Our son with cancer needs the interstate medical compact
To read this oped written by Naomi Natale and Michael Casaus in the Santa Fe New Mexican click here.
In October 2021, our beautiful 2-year-old son Sebastián was diagnosed with Stage 4 myoepithelial carcinoma, or MEC, an ultrarare and aggressive cancer that has no proven treatment. Upon admission to University of New Mexico Hospital, we were told his prognosis was poor and he would need to start chemotherapy immediately.
Nobody at the hospital had ever seen a patient with MEC, much less treated this disease. We were being asked to make what felt like impossible medical decisions: What chemo drugs should be used? Should we amputate his hand? Should we try an experimental drug with potential long-term side effects?
Desperate to talk to someone who had experience with this cancer, we did what any parent would do: We frantically contacted doctors who could provide second opinions from the leading cancer centers and hospitals across the country. Then, we ran into a roadblock that seemed unfathomable.
Many out-of-state physicians were willing to give us second opinions if we traveled to their facility. Because our son was on chemo and was severely immunocompromised, our oncologist recommended we avoid crowds and airports, so travel wasn’t an option. They were willing to speak with us via video conference, but when they learned we were in New Mexico, they told us they would not be able to do so. One oncologist in Pennsylvania, who also had a medical license in Texas, would speak with us if we were in Texas. So we drove to El Paso twice to speak with him over Zoom.

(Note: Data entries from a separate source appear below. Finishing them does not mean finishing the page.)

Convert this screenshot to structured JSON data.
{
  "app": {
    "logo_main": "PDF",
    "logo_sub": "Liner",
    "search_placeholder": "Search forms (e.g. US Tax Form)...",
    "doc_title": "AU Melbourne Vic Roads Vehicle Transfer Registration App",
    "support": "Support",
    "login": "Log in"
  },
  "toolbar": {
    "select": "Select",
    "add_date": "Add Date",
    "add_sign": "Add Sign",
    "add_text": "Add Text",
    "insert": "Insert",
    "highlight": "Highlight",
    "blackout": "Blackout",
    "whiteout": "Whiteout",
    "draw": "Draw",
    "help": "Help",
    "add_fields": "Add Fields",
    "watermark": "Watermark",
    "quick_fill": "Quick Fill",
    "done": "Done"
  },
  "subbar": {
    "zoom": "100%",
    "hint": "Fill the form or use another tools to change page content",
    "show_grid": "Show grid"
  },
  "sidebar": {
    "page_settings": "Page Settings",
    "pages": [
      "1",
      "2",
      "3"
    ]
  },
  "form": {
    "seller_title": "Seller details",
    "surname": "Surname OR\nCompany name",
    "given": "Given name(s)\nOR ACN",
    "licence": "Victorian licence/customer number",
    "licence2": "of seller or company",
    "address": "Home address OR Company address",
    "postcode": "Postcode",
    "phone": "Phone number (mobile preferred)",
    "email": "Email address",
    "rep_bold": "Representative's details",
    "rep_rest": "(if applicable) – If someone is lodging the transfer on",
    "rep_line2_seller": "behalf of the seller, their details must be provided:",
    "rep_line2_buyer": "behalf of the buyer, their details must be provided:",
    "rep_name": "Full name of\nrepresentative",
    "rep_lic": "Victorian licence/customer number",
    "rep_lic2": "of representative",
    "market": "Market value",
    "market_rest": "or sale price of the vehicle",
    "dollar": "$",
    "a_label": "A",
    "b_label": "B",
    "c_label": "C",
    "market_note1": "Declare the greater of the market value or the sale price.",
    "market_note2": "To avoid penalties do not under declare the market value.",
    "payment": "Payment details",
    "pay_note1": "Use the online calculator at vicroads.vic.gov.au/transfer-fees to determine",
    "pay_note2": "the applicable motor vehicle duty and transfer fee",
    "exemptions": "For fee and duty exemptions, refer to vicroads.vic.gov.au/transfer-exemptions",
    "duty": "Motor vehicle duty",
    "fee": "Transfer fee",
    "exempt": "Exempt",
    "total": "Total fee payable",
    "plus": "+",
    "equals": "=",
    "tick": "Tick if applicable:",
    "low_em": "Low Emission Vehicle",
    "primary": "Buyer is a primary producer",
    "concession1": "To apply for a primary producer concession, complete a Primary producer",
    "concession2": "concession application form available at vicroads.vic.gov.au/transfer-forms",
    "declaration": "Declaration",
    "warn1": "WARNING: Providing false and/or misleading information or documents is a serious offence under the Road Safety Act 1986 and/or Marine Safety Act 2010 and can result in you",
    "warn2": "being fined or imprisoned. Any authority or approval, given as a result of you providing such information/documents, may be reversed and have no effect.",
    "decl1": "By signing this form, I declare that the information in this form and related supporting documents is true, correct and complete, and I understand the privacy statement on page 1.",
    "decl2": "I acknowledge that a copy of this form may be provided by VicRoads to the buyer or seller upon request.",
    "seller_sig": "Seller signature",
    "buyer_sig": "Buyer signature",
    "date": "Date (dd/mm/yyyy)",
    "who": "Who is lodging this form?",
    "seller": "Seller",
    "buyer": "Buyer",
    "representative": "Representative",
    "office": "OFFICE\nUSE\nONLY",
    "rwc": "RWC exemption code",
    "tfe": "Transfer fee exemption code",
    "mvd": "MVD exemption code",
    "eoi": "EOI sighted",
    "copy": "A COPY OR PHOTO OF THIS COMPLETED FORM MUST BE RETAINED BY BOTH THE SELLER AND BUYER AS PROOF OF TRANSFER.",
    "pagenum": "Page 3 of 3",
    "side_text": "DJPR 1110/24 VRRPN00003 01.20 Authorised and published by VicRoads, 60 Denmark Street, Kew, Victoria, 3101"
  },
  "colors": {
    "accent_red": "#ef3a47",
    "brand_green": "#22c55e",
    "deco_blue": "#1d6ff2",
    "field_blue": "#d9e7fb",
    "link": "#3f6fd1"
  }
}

As it turns out, New Mexico is not a member of the Interstate Medical Licensure Compact, an agreement that allows participating states to work together to increase access to specialist physicians and expand the use of telemedicine, especially for those in rural communities.
Imagine being desperate parents, unable to take our son on an airplane to get a second opinion in person because of his immunocompromised state and then also being unable to even speak to these oncologists with real expertise over Zoom without traveling to another state.
This year, we have an opportunity to fix this problem by passing legislation that would have New Mexico join 39 other states in the Interstate Medical Licensure Compact.
We are so thankful to state Rep. Marian Matthews and her co-sponsors, Reps. Liz Thomson and Gail Armstrong, and state Sen. Bill O’Neill, for sponsoring House Bill 247 and Senate Bill 67 respectively. These bipartisan bills have the potential to improve access to medical care for so many New Mexican families who need specialized care or expert advice that may not be available where they live and do not have the means or ability to travel to see a provider.
While New Mexico is working hard to attract and retain more doctors, the reality is that second opinions from expert physicians outside of our state’s borders are essential for so many New Mexicans suffering from complex or rare diseases.
One year after his cancer diagnosis, 10 rounds of chemotherapy and six surgeries, Sebastián is still fighting. We are beside him fighting, too. No parent should have to hear the words, “your child has cancer.” And no parent should be denied the expert advice needed to make informed medical decisions about their child’s health.
To learn more about Sebastián’s cancer journey, visit cureMEC.org.